A Guide to VAST Errors

Refer to our comprehensive list of VAST error codes if ads don't run as they should

VAST video error codes enable the JW Player to report more specific details back to the ad servers when ads don’t serve properly.

The player uses the <Error> element to provide this feedback. This element is typically nested within the <InLine> or <Wrapper> element of the VAST response. In turn, an <Error> element includes a URI that provides a tracking resource for the error. This error-tracking resource is called when the video player is unable to display the Ad.

Embedding Vertical Videos? We Got You.

Bring 1:1 videos from Facebook to your owned & operated site

When you’re a video publisher, going viral on Facebook is like hitting the jackpot. Videos with a huge bank of comments, likes, and shares deserve a spot on your website.

Problem is: Facebook videos have a vertical, 1:1 aspect ratio, and your page might only support 16x9. Thinking you’ll have to drop that awesome video because it didn’t fit the specs? Never fear. JW Player supports the vertical video format, allowing you to easily export your videos from Facebook into your owned and operated (O&O) site.

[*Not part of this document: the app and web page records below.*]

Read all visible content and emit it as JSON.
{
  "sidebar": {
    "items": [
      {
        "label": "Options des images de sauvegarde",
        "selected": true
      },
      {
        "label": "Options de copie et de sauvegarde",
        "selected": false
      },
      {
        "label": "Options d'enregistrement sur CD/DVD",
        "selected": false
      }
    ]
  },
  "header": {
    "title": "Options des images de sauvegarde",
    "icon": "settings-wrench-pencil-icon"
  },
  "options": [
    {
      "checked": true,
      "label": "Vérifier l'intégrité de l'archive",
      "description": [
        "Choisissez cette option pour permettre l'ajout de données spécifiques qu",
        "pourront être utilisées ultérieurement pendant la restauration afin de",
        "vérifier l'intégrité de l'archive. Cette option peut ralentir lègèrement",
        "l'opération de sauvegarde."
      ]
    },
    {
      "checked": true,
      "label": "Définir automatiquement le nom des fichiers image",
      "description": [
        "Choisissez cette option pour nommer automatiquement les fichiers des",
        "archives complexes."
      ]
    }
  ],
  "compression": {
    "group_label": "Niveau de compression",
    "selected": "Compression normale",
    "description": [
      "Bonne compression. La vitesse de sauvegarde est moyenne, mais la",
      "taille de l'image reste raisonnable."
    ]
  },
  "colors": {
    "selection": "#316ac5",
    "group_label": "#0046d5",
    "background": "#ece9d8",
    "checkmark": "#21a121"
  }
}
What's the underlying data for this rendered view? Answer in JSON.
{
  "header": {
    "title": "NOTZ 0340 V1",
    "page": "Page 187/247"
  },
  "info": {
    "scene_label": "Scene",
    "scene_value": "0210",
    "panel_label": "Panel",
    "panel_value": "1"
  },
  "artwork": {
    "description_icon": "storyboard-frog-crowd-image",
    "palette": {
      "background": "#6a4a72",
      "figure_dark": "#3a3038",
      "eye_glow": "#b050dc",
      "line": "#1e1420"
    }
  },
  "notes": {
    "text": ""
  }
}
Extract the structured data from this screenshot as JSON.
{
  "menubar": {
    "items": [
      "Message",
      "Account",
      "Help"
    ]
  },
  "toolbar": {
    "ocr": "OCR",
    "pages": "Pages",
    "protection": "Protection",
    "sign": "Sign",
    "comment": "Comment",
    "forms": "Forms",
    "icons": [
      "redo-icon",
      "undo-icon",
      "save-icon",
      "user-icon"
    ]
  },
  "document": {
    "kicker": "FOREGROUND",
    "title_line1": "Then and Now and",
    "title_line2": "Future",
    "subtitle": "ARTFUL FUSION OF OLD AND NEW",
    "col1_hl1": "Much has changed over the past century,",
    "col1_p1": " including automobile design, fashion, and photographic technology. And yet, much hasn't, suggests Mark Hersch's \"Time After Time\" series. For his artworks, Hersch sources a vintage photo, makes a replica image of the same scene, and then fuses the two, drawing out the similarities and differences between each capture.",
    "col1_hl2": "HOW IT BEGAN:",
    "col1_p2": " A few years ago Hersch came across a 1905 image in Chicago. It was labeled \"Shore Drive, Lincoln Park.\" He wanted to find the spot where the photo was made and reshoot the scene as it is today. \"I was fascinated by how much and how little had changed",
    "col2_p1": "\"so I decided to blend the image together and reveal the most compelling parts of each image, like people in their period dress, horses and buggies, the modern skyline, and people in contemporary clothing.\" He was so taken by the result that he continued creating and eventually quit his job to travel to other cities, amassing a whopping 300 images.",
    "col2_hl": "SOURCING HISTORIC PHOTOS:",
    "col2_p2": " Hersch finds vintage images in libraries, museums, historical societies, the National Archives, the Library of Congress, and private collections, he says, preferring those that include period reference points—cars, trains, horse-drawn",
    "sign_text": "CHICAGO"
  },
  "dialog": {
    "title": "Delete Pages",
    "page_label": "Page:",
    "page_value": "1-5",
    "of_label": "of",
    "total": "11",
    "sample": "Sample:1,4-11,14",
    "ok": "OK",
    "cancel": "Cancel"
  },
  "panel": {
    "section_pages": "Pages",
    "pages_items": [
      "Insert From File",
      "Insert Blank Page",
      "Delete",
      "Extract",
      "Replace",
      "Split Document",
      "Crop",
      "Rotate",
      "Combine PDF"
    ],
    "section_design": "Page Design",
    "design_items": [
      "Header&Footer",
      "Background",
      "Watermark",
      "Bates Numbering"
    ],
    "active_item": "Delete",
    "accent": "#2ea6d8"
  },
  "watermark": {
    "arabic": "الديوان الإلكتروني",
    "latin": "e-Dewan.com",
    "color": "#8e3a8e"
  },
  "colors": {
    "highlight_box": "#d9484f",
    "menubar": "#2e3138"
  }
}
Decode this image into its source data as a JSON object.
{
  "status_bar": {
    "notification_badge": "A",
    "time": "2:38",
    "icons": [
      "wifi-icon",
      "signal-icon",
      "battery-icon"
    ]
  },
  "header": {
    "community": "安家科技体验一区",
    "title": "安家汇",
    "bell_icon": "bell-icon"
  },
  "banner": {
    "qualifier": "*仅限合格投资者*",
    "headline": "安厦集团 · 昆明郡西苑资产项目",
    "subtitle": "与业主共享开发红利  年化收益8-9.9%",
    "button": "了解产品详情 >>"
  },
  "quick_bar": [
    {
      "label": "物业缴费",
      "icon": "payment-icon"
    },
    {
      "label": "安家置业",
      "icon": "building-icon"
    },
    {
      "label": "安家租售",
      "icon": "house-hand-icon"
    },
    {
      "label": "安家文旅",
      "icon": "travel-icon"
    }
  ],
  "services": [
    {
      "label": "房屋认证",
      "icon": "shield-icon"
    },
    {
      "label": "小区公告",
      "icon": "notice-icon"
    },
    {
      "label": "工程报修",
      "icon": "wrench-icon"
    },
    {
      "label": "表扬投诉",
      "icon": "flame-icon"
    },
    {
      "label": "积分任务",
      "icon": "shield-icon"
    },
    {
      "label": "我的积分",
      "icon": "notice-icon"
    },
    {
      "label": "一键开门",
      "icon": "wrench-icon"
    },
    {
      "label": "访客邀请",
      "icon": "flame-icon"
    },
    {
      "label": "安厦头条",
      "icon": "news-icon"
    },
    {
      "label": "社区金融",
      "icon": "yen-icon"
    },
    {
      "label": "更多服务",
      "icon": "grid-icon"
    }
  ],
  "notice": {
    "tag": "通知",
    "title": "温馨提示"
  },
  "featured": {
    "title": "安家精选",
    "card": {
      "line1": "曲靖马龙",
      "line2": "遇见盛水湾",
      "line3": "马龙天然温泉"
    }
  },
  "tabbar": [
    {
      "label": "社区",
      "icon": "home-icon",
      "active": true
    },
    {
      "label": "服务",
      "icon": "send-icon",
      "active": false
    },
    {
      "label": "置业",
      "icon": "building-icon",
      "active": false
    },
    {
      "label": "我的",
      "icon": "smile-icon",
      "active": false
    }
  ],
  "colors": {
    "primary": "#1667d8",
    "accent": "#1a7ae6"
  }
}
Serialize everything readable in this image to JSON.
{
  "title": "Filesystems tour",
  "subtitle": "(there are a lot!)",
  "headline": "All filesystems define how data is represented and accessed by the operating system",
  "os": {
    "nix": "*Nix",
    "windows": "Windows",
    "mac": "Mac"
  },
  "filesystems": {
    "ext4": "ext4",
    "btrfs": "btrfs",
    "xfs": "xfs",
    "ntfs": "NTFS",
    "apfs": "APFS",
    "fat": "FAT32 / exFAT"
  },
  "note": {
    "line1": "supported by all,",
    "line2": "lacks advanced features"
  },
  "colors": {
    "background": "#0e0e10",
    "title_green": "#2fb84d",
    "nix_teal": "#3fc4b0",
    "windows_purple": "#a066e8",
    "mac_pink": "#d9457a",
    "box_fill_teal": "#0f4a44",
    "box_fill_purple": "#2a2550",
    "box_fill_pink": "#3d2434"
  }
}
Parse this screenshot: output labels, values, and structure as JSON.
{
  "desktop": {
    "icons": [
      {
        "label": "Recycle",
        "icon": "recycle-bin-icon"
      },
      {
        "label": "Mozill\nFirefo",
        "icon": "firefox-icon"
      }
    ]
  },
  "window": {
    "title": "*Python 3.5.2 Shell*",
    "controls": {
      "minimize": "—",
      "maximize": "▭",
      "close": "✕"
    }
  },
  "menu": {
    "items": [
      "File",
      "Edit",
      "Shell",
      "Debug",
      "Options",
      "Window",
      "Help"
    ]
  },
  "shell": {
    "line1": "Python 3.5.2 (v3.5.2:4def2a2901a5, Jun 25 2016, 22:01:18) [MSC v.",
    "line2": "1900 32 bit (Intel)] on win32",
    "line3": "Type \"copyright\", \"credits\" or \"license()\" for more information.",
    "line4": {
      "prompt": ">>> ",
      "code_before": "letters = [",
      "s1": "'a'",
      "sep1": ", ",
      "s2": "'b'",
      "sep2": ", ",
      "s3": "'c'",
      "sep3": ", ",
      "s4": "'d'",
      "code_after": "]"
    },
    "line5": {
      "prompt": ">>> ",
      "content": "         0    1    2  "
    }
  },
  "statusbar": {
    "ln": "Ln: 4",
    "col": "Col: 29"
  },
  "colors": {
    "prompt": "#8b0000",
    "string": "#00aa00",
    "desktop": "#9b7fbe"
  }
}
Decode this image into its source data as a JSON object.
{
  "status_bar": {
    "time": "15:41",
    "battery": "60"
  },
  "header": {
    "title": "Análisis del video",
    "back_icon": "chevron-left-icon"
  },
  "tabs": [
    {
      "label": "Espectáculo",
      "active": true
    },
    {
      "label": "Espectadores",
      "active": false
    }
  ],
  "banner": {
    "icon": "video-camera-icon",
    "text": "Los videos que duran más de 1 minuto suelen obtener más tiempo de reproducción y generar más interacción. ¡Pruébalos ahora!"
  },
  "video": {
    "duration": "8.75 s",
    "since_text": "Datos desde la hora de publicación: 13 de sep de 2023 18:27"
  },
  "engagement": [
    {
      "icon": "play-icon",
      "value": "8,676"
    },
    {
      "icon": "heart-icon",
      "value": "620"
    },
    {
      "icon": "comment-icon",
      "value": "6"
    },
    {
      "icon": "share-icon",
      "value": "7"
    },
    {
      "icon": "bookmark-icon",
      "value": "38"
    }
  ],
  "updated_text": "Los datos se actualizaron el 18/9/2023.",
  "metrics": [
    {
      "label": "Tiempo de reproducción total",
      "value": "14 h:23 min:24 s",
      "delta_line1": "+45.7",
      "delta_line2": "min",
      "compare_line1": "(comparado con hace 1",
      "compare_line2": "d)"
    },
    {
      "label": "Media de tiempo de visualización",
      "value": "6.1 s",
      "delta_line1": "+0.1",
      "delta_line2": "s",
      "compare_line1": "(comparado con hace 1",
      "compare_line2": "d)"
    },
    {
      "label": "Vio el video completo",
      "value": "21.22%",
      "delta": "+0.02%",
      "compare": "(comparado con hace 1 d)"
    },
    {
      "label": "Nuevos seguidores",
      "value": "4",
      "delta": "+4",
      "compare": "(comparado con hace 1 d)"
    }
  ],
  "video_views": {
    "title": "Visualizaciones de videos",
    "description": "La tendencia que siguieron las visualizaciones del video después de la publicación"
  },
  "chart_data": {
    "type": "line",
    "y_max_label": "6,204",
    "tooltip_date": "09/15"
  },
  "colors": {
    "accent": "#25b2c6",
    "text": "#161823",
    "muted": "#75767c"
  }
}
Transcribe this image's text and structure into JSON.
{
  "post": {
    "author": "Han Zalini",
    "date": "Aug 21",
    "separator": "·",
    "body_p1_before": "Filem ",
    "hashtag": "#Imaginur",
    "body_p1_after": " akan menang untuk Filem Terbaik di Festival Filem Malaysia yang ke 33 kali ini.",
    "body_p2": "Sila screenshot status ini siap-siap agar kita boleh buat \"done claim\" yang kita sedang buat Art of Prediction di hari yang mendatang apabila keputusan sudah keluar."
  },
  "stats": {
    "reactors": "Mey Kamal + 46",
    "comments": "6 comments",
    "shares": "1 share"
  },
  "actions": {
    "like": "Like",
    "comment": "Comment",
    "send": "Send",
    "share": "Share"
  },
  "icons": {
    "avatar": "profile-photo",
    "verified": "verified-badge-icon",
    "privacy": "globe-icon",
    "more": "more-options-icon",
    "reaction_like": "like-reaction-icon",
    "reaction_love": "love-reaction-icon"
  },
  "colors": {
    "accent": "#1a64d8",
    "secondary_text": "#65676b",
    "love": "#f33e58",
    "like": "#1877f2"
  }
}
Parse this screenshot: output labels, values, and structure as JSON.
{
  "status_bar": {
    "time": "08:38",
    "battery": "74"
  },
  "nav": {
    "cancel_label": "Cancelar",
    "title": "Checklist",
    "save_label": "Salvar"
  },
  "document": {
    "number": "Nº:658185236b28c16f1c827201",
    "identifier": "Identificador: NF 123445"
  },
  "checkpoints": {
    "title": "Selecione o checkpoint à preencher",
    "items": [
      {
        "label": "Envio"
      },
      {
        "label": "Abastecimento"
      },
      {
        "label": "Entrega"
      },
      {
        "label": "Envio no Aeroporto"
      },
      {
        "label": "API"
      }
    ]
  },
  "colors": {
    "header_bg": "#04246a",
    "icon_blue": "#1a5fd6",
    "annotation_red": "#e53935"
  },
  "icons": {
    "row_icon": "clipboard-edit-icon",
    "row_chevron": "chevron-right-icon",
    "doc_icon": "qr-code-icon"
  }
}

How JW Player does Video Player Testing with QA Automation Tools

The major challenge with automated integration testing for a web player via browser automation tools is that these tools better serve the purposes of web applications such as e-commerce sites, single page applications, and social networks. How do you take a product like JW Player which is embedded on over 2 million websites where publishers are always coming up with unique ways to use the player, and build an automated testing framework that will ensure the quality of that player? I would like to walk through how we’ve taken on that challenge.

Free Webinar: The State of HTML 5 Video

On Wednesday 16 April at 2pm EST, we hosted a free webinar on the State of HTML5 Video. Jeroen Wijering was joined by Sam Dutton of Google Chrome and Mark Robertson of ReelSEO to provide insights, present demos and answer your questions on HTML5 video.

Encoding HLS with Amazon Elastic Transcoder

HLS is a powerful streaming protocol that Apple introduced in order to allow for live streaming on iOS devices. JW Player introduced HLS support in Flash too.

If you are looking to encode only a couple of videos, you could consider converting all videos manually, but if you have a larger library, it is important to replace any manual steps with a good encoding pipeline. Amazon’s Elastic transcoder has all the important components you need to create a transcoding pipeline using Amazon’s API’s.

Building Tooltip Thumbnails with Encoding.com

A great new feature in JW Player is the popup of quick preview images when mousing over the timeSlider. This allows viewers to seek to a particular position, or to quickly scan the contents of a video. We call these previews Tooltip Thumbnails. Start this video and rollover the controlbar for a live example:

Encoding WebM Videos

WebM is coming up on its second anniversary. Released by Google as a royalty-free alternative to MP4, the video format has slowly gained traction on the web. MP4 still rules by a wide margin, but WebM has dethroned Ogg as the other leading format for HTML5 video.

This post describes two tools for encoding WebM videos: a desktop client and a cloud service. Both are free, easy to set-up and painless to understand. Which one you choose depends upon your personal preference - or the restrictions your company's IT department imposes.

HD Video Everywhere!

These days, HD quality video is no longer an option - it is essentially a requirement. On the other hand, there are still quite a few viewers out there that are unable to play high quality video, due to connection or device constraints. A simple way to fix this is by offering an HD toggle in your player. Viewers that want the full experience select the high quality option, while viewers that don't have the capabilities (or interest) select the low quality option.

Optimize Your Video for Mobile Playback

With the Android and iOS platforms growing like weeds, online publishers are scrambling to mobilize their video players and profit from these additional viewers. Since Apple’s iOS doesn't run Flash, most of these publishers turn to the HTML5 <video> tag for delivering their clips to mobile devices.

While this is a critical first step (better to have your videos play than not), it is also just the start. The mobile user experience (UX) model is vastly different from that of the desktop computer, which means additional work is needed in areas such as interface, streaming and advertising. These UX differences have several implications for video players.

Touch Versus Mouse